═════ Input data ═════
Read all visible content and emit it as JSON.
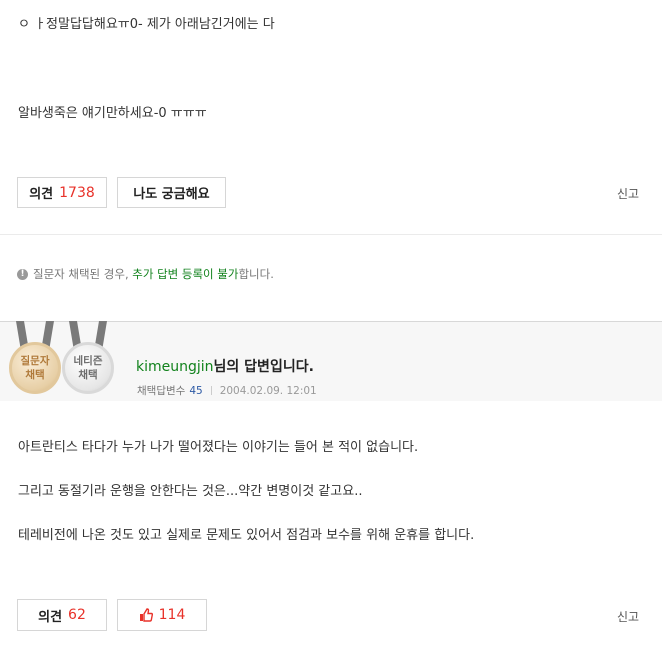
{
  "question": {
    "line1": "ㅇ ㅏ정말답답해요ㅠ0- 제가 아래남긴거에는 다",
    "line2": "알바생죽은 얘기만하세요-0 ㅠㅠㅠ",
    "opinion_label": "의견",
    "opinion_count": "1738",
    "curious_label": "나도 궁금해요",
    "report_label": "신고"
  },
  "notice": {
    "text_before": "질문자 채택된 경우,",
    "highlight": "추가 답변 등록이 불가",
    "text_after": "합니다."
  },
  "answer": {
    "badges": [
      {
        "line1": "질문자",
        "line2": "채택"
      },
      {
        "line1": "네티즌",
        "line2": "채택"
      }
    ],
    "author_id": "kimeungjin",
    "author_suffix": "님의 답변입니다.",
    "adopted_label": "채택답변수",
    "adopted_count": "45",
    "date": "2004.02.09. 12:01",
    "paragraphs": [
      "아트란티스 타다가 누가 나가 떨어졌다는 이야기는 들어 본 적이 없습니다.",
      "그리고 동절기라 운행을 안한다는 것은...약간 변명이것 같고요..",
      "테레비전에 나온 것도 있고 실제로 문제도 있어서 점검과 보수를 위해 운휴를 합니다."
    ],
    "opinion_label": "의견",
    "opinion_count": "62",
    "like_count": "114",
    "report_label": "신고"
  },
  "colors": {
    "accent_red": "#e8322a",
    "accent_green": "#11821c",
    "count_blue": "#2d5aa5"
  },
  "icons": {
    "notice": "info-circle-icon",
    "like": "thumbs-up-icon"
  }
}
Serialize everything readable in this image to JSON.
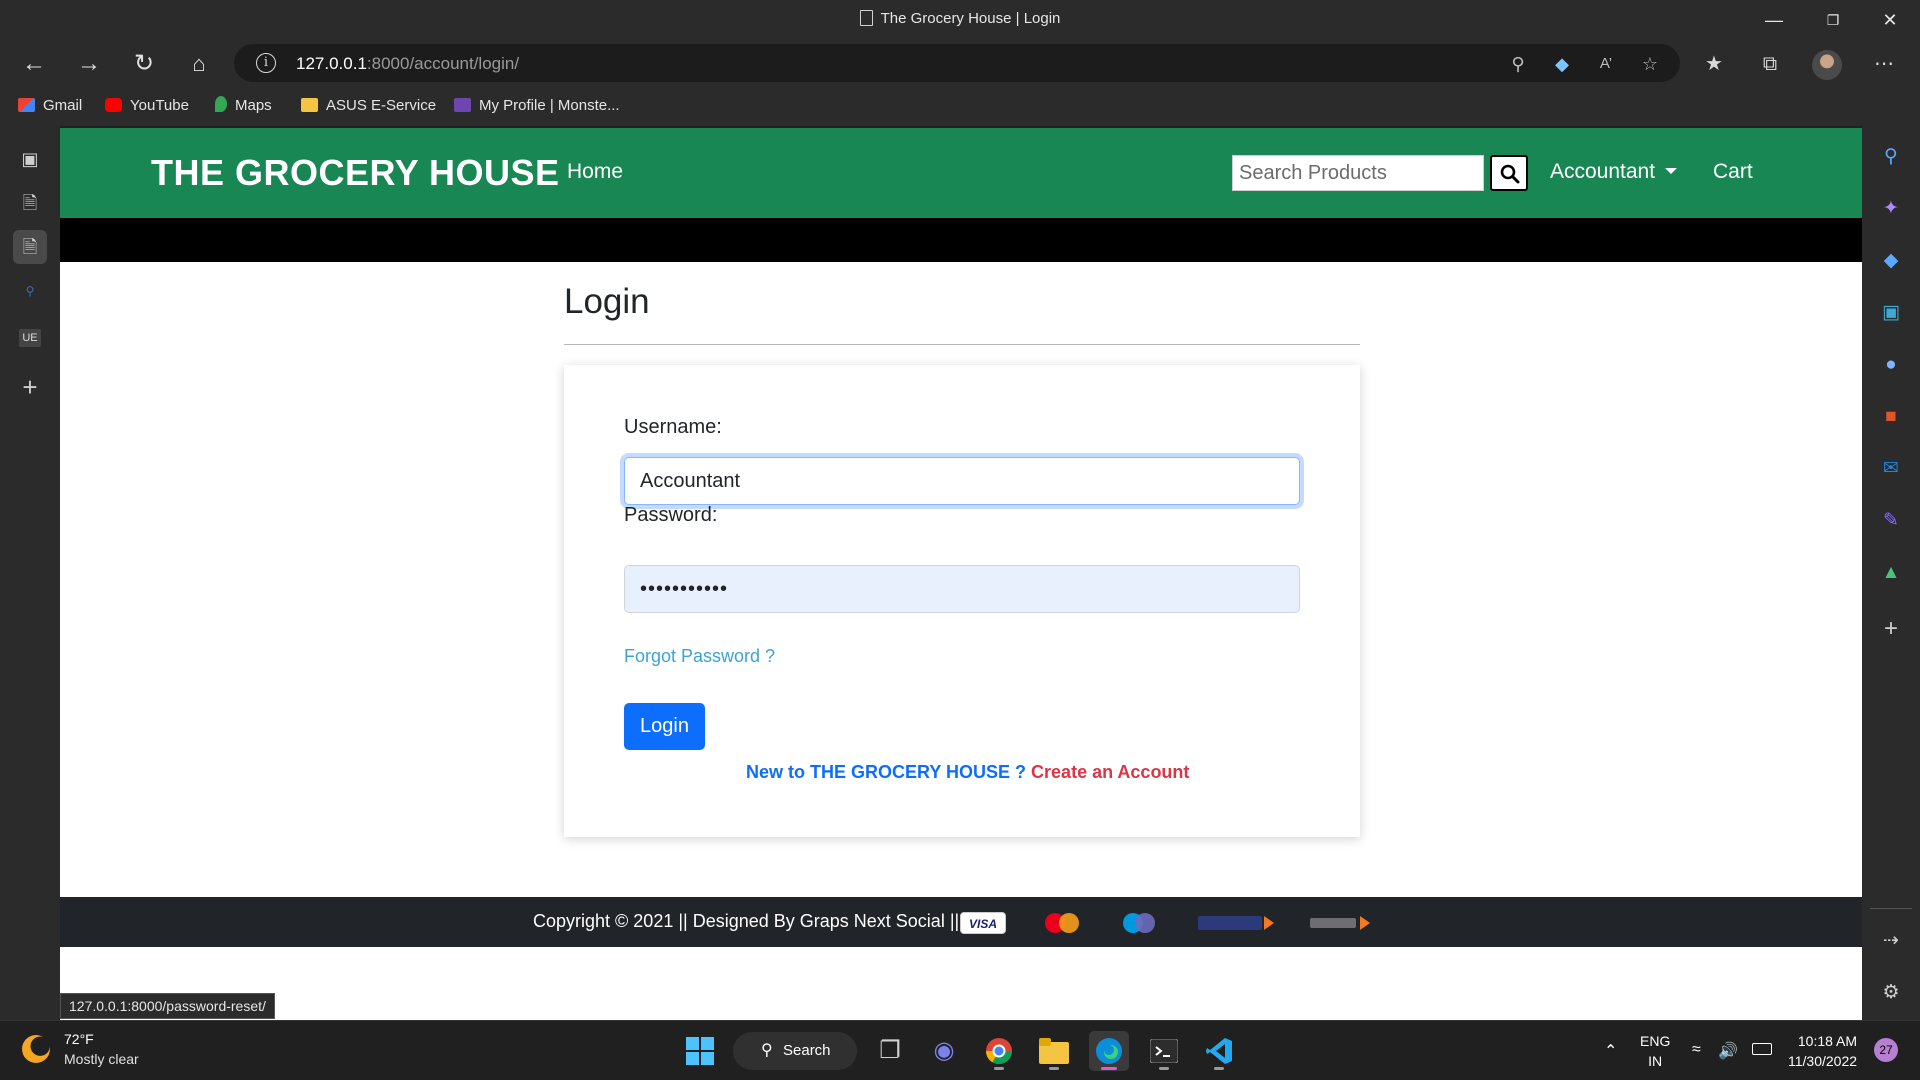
{
  "browser": {
    "window_title": "The Grocery House | Login",
    "url_host": "127.0.0.1",
    "url_path": ":8000/account/login/",
    "bookmarks": [
      {
        "label": "Gmail"
      },
      {
        "label": "YouTube"
      },
      {
        "label": "Maps"
      },
      {
        "label": "ASUS E-Service"
      },
      {
        "label": "My Profile | Monste..."
      }
    ],
    "left_rail": {
      "ue_label": "UE"
    },
    "status_url": "127.0.0.1:8000/password-reset/"
  },
  "site": {
    "brand": "THE GROCERY HOUSE",
    "nav_home": "Home",
    "search_placeholder": "Search Products",
    "user_menu": "Accountant",
    "cart": "Cart",
    "accent_color": "#198754"
  },
  "login": {
    "heading": "Login",
    "username_label": "Username:",
    "username_value": "Accountant",
    "password_label": "Password:",
    "password_value": "•••••••••••",
    "forgot_link": "Forgot Password ?",
    "login_button": "Login",
    "new_to_text": "New to THE GROCERY HOUSE ?",
    "create_account": "Create an Account"
  },
  "footer": {
    "copyright": "Copyright © 2021 || Designed By Graps Next Social ||",
    "payment_icons": [
      "visa-logo",
      "mastercard-logo",
      "maestro-logo",
      "rupay-logo",
      "upi-logo"
    ]
  },
  "taskbar": {
    "temperature": "72°F",
    "condition": "Mostly clear",
    "search_label": "Search",
    "lang_line1": "ENG",
    "lang_line2": "IN",
    "time": "10:18 AM",
    "date": "11/30/2022",
    "notification_count": "27"
  }
}
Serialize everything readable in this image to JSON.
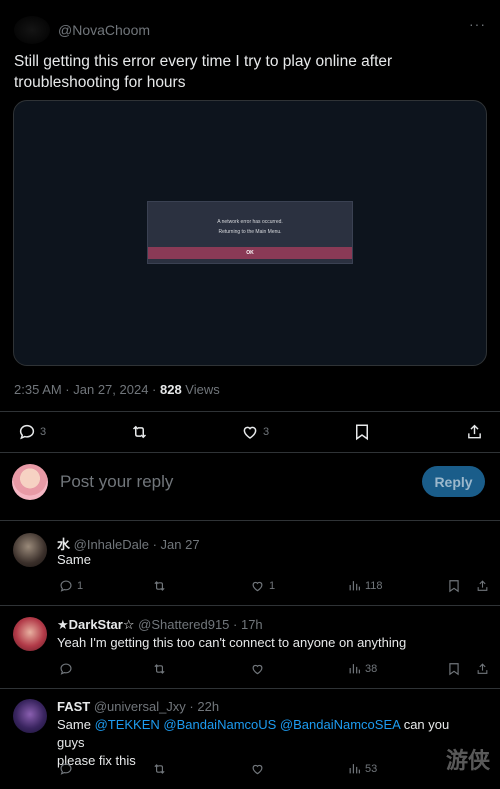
{
  "main_tweet": {
    "handle": "@NovaChoom",
    "more": "···",
    "text": "Still getting this error every time I try to play online after troubleshooting for hours",
    "media": {
      "line1": "A network error has occurred.",
      "line2": "Returning to the Main Menu.",
      "ok": "OK"
    },
    "time": "2:35 AM · Jan 27, 2024 · ",
    "views_count": "828",
    "views_label": " Views",
    "actions": {
      "replies": "3",
      "likes": "3"
    }
  },
  "composer": {
    "placeholder": "Post your reply",
    "button": "Reply"
  },
  "replies": [
    {
      "name": "水",
      "handle": "@InhaleDale",
      "date": " · Jan 27",
      "text": "Same",
      "reply_count": "1",
      "like_count": "1",
      "views": "118"
    },
    {
      "name": "★DarkStar☆",
      "handle": "@Shattered915",
      "date": " · 17h",
      "text": "Yeah I'm getting this too can't connect to anyone on anything",
      "reply_count": "",
      "like_count": "",
      "views": "38"
    },
    {
      "name": "FAST",
      "handle": "@universal_Jxy",
      "date": " · 22h",
      "text_pre": "Same ",
      "mentions": "@TEKKEN @BandaiNamcoUS @BandaiNamcoSEA",
      "text_post": " can you guys",
      "text_line2": "please fix this",
      "reply_count": "",
      "like_count": "",
      "views": "53"
    }
  ],
  "watermark": "游侠"
}
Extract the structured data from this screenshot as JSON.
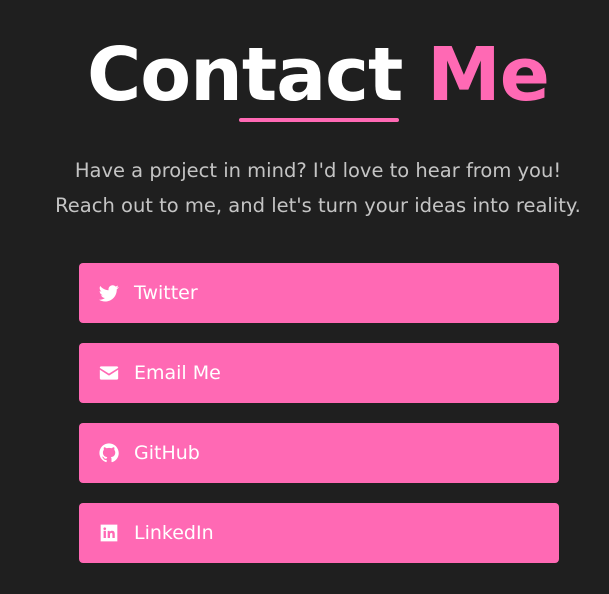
{
  "header": {
    "title_word1": "Contact",
    "title_word2": "Me",
    "accent_color": "#ff69b4"
  },
  "tagline": {
    "line1": "Have a project in mind? I'd love to hear from you!",
    "line2": "Reach out to me, and let's turn your ideas into reality."
  },
  "links": [
    {
      "label": "Twitter",
      "icon": "twitter-icon"
    },
    {
      "label": "Email Me",
      "icon": "envelope-icon"
    },
    {
      "label": "GitHub",
      "icon": "github-icon"
    },
    {
      "label": "LinkedIn",
      "icon": "linkedin-icon"
    }
  ],
  "colors": {
    "background": "#1f1f1f",
    "button": "#ff69b4",
    "text_muted": "#c4c4c4"
  }
}
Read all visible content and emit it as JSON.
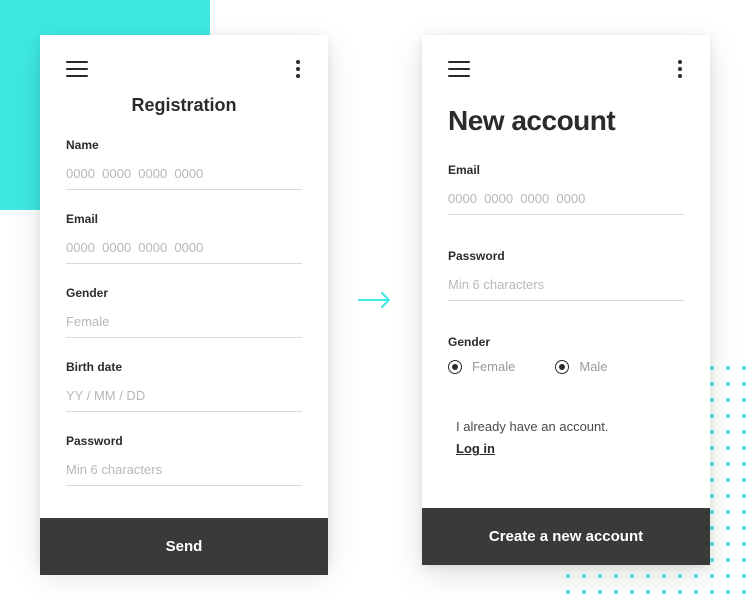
{
  "card1": {
    "title": "Registration",
    "fields": {
      "name": {
        "label": "Name",
        "placeholder": "0000  0000  0000  0000",
        "value": ""
      },
      "email": {
        "label": "Email",
        "placeholder": "0000  0000  0000  0000",
        "value": ""
      },
      "gender": {
        "label": "Gender",
        "placeholder": "Female",
        "value": ""
      },
      "birthdate": {
        "label": "Birth date",
        "placeholder": "YY / MM / DD",
        "value": ""
      },
      "password": {
        "label": "Password",
        "placeholder": "Min 6 characters",
        "value": ""
      }
    },
    "cta": "Send"
  },
  "card2": {
    "title": "New account",
    "fields": {
      "email": {
        "label": "Email",
        "placeholder": "0000  0000  0000  0000",
        "value": ""
      },
      "password": {
        "label": "Password",
        "placeholder": "Min 6 characters",
        "value": ""
      },
      "gender": {
        "label": "Gender",
        "options": [
          {
            "label": "Female",
            "selected": true
          },
          {
            "label": "Male",
            "selected": true
          }
        ]
      }
    },
    "existing_account_text": "I already have an account.",
    "login_link": "Log in",
    "cta": "Create a new account"
  },
  "colors": {
    "accent": "#3ee9e3",
    "dark": "#3a3a3a"
  }
}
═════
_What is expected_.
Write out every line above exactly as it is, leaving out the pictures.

_Exercise answer_.
Read all visible content and emit it as JSON.
{
  "question": {
    "line1": "ㅇ ㅏ정말답답해요ㅠ0- 제가 아래남긴거에는 다",
    "line2": "알바생죽은 얘기만하세요-0 ㅠㅠㅠ",
    "opinion_label": "의견",
    "opinion_count": "1738",
    "curious_label": "나도 궁금해요",
    "report_label": "신고"
  },
  "notice": {
    "text_before": "질문자 채택된 경우,",
    "highlight": "추가 답변 등록이 불가",
    "text_after": "합니다."
  },
  "answer": {
    "badges": [
      {
        "line1": "질문자",
        "line2": "채택"
      },
      {
        "line1": "네티즌",
        "line2": "채택"
      }
    ],
    "author_id": "kimeungjin",
    "author_suffix": "님의 답변입니다.",
    "adopted_label": "채택답변수",
    "adopted_count": "45",
    "date": "2004.02.09. 12:01",
    "paragraphs": [
      "아트란티스 타다가 누가 나가 떨어졌다는 이야기는 들어 본 적이 없습니다.",
      "그리고 동절기라 운행을 안한다는 것은...약간 변명이것 같고요..",
      "테레비전에 나온 것도 있고 실제로 문제도 있어서 점검과 보수를 위해 운휴를 합니다."
    ],
    "opinion_label": "의견",
    "opinion_count": "62",
    "like_count": "114",
    "report_label": "신고"
  },
  "colors": {
    "accent_red": "#e8322a",
    "accent_green": "#11821c",
    "count_blue": "#2d5aa5"
  },
  "icons": {
    "notice": "info-circle-icon",
    "like": "thumbs-up-icon"
  }
}
Serialize everything readable in this image to JSON.
{
  "browser": {
    "window_title": "The Grocery House | Login",
    "url_host": "127.0.0.1",
    "url_path": ":8000/account/login/",
    "bookmarks": [
      {
        "label": "Gmail"
      },
      {
        "label": "YouTube"
      },
      {
        "label": "Maps"
      },
      {
        "label": "ASUS E-Service"
      },
      {
        "label": "My Profile | Monste..."
      }
    ],
    "left_rail": {
      "ue_label": "UE"
    },
    "status_url": "127.0.0.1:8000/password-reset/"
  },
  "site": {
    "brand": "THE GROCERY HOUSE",
    "nav_home": "Home",
    "search_placeholder": "Search Products",
    "user_menu": "Accountant",
    "cart": "Cart",
    "accent_color": "#198754"
  },
  "login": {
    "heading": "Login",
    "username_label": "Username:",
    "username_value": "Accountant",
    "password_label": "Password:",
    "password_value": "•••••••••••",
    "forgot_link": "Forgot Password ?",
    "login_button": "Login",
    "new_to_text": "New to THE GROCERY HOUSE ?",
    "create_account": "Create an Account"
  },
  "footer": {
    "copyright": "Copyright © 2021 || Designed By Graps Next Social ||",
    "payment_icons": [
      "visa-logo",
      "mastercard-logo",
      "maestro-logo",
      "rupay-logo",
      "upi-logo"
    ]
  },
  "taskbar": {
    "temperature": "72°F",
    "condition": "Mostly clear",
    "search_label": "Search",
    "lang_line1": "ENG",
    "lang_line2": "IN",
    "time": "10:18 AM",
    "date": "11/30/2022",
    "notification_count": "27"
  }
}
Serialize everything readable in this image to JSON.
{
  "main_tweet": {
    "handle": "@NovaChoom",
    "more": "···",
    "text": "Still getting this error every time I try to play online after troubleshooting for hours",
    "media": {
      "line1": "A network error has occurred.",
      "line2": "Returning to the Main Menu.",
      "ok": "OK"
    },
    "time": "2:35 AM · Jan 27, 2024 · ",
    "views_count": "828",
    "views_label": " Views",
    "actions": {
      "replies": "3",
      "likes": "3"
    }
  },
  "composer": {
    "placeholder": "Post your reply",
    "button": "Reply"
  },
  "replies": [
    {
      "name": "水",
      "handle": "@InhaleDale",
      "date": " · Jan 27",
      "text": "Same",
      "reply_count": "1",
      "like_count": "1",
      "views": "118"
    },
    {
      "name": "★DarkStar☆",
      "handle": "@Shattered915",
      "date": " · 17h",
      "text": "Yeah I'm getting this too can't connect to anyone on anything",
      "reply_count": "",
      "like_count": "",
      "views": "38"
    },
    {
      "name": "FAST",
      "handle": "@universal_Jxy",
      "date": " · 22h",
      "text_pre": "Same ",
      "mentions": "@TEKKEN @BandaiNamcoUS @BandaiNamcoSEA",
      "text_post": " can you guys",
      "text_line2": "please fix this",
      "reply_count": "",
      "like_count": "",
      "views": "53"
    }
  ],
  "watermark": "游侠"
}
Extract the structured data from this screenshot as JSON.
{
  "header": {
    "title_word1": "Contact",
    "title_word2": "Me",
    "accent_color": "#ff69b4"
  },
  "tagline": {
    "line1": "Have a project in mind? I'd love to hear from you!",
    "line2": "Reach out to me, and let's turn your ideas into reality."
  },
  "links": [
    {
      "label": "Twitter",
      "icon": "twitter-icon"
    },
    {
      "label": "Email Me",
      "icon": "envelope-icon"
    },
    {
      "label": "GitHub",
      "icon": "github-icon"
    },
    {
      "label": "LinkedIn",
      "icon": "linkedin-icon"
    }
  ],
  "colors": {
    "background": "#1f1f1f",
    "button": "#ff69b4",
    "text_muted": "#c4c4c4"
  }
}
Read all visible content and emit it as JSON.
{
  "card1": {
    "title": "Registration",
    "fields": {
      "name": {
        "label": "Name",
        "placeholder": "0000  0000  0000  0000",
        "value": ""
      },
      "email": {
        "label": "Email",
        "placeholder": "0000  0000  0000  0000",
        "value": ""
      },
      "gender": {
        "label": "Gender",
        "placeholder": "Female",
        "value": ""
      },
      "birthdate": {
        "label": "Birth date",
        "placeholder": "YY / MM / DD",
        "value": ""
      },
      "password": {
        "label": "Password",
        "placeholder": "Min 6 characters",
        "value": ""
      }
    },
    "cta": "Send"
  },
  "card2": {
    "title": "New account",
    "fields": {
      "email": {
        "label": "Email",
        "placeholder": "0000  0000  0000  0000",
        "value": ""
      },
      "password": {
        "label": "Password",
        "placeholder": "Min 6 characters",
        "value": ""
      },
      "gender": {
        "label": "Gender",
        "options": [
          {
            "label": "Female",
            "selected": true
          },
          {
            "label": "Male",
            "selected": true
          }
        ]
      }
    },
    "existing_account_text": "I already have an account.",
    "login_link": "Log in",
    "cta": "Create a new account"
  },
  "colors": {
    "accent": "#3ee9e3",
    "dark": "#3a3a3a"
  }
}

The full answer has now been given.